Improvement of wood properties by impregnation with liquefied spruce bark based resins
X Duret, E Fredon, E Masson, P Gérardin

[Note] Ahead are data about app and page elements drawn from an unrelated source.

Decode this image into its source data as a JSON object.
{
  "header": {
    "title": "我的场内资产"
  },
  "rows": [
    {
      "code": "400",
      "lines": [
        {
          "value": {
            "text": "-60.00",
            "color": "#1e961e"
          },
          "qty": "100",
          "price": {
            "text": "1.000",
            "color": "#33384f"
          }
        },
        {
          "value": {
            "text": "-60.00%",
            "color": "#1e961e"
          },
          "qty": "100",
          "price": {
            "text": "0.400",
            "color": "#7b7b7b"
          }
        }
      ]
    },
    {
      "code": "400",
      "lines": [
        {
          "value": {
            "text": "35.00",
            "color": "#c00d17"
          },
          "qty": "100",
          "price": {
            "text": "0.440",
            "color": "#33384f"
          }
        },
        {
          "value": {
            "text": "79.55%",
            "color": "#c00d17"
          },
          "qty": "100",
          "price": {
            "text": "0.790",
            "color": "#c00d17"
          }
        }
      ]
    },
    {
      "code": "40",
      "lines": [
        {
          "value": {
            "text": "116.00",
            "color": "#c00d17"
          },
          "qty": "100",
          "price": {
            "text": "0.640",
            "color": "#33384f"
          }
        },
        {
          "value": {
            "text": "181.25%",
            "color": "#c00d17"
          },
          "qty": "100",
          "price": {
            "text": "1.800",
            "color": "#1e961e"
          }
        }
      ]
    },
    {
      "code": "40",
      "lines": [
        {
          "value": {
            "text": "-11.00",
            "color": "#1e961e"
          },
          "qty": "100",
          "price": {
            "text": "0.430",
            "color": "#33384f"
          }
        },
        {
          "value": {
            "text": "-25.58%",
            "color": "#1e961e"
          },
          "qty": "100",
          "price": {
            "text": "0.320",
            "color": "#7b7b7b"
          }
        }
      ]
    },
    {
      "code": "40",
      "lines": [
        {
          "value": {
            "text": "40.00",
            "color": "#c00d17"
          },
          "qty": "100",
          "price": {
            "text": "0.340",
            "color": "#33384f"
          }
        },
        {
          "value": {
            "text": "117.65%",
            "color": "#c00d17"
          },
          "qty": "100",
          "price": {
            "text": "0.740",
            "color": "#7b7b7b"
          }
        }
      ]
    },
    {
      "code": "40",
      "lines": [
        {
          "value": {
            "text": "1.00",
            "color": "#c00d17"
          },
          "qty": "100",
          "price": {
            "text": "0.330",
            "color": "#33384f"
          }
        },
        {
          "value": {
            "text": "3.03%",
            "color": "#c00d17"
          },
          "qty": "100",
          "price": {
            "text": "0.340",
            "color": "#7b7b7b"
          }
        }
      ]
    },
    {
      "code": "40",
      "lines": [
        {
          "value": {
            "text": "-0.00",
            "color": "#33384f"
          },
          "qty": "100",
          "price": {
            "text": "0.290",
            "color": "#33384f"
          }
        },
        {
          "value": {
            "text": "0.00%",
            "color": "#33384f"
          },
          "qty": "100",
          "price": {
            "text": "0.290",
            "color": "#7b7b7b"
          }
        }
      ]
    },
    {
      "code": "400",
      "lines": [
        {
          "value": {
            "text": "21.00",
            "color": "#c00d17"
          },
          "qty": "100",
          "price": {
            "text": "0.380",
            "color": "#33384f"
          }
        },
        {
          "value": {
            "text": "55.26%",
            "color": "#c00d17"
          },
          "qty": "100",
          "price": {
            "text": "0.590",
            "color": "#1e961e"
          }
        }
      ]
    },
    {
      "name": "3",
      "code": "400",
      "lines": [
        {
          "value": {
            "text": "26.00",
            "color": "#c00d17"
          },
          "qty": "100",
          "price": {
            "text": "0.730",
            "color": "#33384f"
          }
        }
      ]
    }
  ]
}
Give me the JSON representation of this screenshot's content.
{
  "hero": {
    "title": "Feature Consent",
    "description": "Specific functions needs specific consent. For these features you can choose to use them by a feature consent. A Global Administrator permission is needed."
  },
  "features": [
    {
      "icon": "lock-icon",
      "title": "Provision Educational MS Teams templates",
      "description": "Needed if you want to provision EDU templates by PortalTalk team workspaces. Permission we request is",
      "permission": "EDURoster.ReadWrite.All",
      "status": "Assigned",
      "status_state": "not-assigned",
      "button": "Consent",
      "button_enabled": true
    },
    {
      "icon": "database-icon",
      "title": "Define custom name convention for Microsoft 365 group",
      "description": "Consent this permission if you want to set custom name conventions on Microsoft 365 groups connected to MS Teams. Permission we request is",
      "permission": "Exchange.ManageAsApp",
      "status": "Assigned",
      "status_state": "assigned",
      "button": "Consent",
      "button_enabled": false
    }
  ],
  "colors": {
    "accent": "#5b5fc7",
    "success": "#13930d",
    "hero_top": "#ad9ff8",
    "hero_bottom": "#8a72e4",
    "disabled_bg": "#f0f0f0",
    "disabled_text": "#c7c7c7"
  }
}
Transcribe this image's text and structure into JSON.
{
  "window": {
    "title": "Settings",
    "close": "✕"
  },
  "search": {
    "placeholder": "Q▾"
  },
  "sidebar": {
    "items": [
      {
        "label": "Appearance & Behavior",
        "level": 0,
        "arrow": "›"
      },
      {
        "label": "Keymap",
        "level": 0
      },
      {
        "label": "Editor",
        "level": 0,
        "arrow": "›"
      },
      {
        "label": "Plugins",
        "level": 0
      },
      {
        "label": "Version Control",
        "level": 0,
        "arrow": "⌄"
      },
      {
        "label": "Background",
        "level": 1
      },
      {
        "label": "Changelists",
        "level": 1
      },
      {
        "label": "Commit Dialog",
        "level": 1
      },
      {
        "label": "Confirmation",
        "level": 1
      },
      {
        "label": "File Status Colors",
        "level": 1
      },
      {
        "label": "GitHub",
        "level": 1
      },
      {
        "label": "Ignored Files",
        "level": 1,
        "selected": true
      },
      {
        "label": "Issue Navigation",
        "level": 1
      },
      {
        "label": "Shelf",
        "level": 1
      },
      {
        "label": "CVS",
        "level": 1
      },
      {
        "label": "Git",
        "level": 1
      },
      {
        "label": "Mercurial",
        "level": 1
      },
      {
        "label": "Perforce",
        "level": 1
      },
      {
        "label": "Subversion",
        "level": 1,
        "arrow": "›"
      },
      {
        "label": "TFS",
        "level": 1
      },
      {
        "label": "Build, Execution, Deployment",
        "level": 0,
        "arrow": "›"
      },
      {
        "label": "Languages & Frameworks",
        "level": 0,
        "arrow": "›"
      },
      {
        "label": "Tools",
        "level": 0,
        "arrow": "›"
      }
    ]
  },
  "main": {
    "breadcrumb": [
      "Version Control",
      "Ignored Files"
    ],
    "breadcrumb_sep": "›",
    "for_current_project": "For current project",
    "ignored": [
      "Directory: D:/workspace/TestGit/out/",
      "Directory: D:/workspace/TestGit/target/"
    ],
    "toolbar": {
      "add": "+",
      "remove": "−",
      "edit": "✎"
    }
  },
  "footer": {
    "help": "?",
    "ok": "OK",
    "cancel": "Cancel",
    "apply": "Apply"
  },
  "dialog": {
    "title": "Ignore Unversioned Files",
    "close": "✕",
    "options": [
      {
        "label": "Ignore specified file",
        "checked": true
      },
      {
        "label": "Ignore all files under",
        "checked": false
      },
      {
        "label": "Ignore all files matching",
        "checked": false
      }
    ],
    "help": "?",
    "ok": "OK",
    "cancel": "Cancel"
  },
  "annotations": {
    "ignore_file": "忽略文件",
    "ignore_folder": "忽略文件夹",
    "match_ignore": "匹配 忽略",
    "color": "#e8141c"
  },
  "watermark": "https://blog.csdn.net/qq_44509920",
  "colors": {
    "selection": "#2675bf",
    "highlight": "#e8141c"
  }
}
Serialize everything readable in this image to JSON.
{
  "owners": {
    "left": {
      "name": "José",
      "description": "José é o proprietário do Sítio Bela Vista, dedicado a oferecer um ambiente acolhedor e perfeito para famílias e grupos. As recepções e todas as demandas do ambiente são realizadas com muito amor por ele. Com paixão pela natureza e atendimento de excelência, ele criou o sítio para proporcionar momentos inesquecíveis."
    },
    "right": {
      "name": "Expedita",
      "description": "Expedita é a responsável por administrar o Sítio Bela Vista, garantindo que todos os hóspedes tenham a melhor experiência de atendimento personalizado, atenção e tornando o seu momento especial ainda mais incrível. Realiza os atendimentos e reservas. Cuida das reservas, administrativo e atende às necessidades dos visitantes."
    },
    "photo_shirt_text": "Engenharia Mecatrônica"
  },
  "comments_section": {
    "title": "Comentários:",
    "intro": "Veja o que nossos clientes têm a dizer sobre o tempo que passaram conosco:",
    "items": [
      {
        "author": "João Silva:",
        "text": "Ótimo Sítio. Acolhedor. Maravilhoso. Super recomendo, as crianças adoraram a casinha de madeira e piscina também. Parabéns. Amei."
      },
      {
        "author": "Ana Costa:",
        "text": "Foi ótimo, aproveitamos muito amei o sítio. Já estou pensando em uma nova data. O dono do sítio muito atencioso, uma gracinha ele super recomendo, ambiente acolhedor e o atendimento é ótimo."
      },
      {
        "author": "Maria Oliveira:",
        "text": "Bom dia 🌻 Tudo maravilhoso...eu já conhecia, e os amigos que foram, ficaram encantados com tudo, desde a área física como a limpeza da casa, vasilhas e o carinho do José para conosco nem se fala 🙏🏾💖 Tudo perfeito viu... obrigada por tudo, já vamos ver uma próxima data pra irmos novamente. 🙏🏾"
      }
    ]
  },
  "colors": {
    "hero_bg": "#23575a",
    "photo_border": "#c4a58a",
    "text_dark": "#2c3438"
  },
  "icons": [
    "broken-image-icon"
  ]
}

In this paper, biobased phenolic thermosetting resins are designed to be used as wood stabilization treatment. The originality of the study stands in substituting part of phenol by spruce (picea abies) bark: this is achieved by a liquefaction process in phenol in the presence of sulfuric acid as catalyst. Next, thermosetting resins are synthetized from liquefied bark by condensation on formaldehyde and further used for impregnation in beech blocks and curing. Two kinds of spruce barks -unmodified and pretreated ones- are used as starting material and characterized. Concerning pretreatment, a hydrolysis has been applied to spruce bark in order to enhance phenolic part. Two liquefaction processes are compared: the first one a simple heating under reflux in presence of phenol. A second one consists in heating at 200°C in closed reactor in phenol/ethanol/water solvent (20/50/30). For the different systems attempted, liquefaction yields are determined and analyzed regarding FT-IR analysis. 91% yield was obtained for liquefied spruce bark under reflux, but the highest bark to solvent ratio (50%) was obtained for process lead in closed reactor. Reactivity of liquefied bark resins is found to be better than control phenolic-formaldehyde resin. Impregnations in beech (Fagus sylvatica) wood blocks are performed using different dried matter content (10%, 20% and 30%). After curing, weight percent gain (WPG), leaching rate, anti-swelling efficiency (ASE) and resistance to decay of different systems are compared. It is shown that liquefied bark based resins confers to wood significant dimensional stabilization and resistance to decay against brown rot and white rot fungi. Concerning the impact of the different processes attempted such as hydrolysis pretreatment or liquefaction at 200°C in closed reactor, final properties of treated wood are decreased compared to liquefied bark resins.